Where a line of the data holds the word "this", copy that line.

··· Listed entries ···

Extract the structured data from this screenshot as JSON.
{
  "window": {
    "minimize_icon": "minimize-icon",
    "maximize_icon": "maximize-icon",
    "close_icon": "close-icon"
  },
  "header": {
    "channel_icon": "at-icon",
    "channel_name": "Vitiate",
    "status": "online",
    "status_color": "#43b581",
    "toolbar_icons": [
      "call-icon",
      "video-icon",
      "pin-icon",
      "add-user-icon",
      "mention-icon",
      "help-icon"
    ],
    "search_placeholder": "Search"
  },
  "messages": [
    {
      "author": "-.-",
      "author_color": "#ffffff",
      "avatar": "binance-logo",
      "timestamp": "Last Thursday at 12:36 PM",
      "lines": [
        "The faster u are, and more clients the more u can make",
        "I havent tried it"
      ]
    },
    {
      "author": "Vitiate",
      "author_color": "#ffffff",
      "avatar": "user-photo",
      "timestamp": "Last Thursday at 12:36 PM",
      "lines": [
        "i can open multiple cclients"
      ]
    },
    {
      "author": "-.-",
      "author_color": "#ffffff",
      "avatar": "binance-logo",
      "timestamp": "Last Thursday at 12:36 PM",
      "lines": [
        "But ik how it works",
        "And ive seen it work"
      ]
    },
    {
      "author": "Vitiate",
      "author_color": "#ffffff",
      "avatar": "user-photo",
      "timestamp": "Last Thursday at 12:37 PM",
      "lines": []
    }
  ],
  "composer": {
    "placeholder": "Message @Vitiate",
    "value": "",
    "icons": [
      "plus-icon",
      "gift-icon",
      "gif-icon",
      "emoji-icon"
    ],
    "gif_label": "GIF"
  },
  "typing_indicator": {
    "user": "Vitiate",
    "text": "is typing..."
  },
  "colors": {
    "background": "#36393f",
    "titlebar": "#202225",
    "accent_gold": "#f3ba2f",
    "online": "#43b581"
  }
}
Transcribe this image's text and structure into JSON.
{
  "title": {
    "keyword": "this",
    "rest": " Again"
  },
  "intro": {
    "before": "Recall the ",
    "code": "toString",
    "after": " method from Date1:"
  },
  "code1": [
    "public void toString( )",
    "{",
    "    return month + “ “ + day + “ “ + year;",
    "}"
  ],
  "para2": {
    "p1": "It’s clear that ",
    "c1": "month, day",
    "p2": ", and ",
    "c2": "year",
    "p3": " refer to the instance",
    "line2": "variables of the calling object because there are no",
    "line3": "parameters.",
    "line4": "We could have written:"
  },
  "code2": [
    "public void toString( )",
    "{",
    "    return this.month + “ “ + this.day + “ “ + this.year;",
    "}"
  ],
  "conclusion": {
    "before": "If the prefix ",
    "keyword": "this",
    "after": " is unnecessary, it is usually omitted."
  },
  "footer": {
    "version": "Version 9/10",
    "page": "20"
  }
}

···

### Written response
Extract the structured data from this screenshot as JSON.
Transcribe this image's text and structure into JSON.
    "keyword": "this",
    "    return this.month + “ “ + this.day + “ “ + this.year;",
    "keyword": "this",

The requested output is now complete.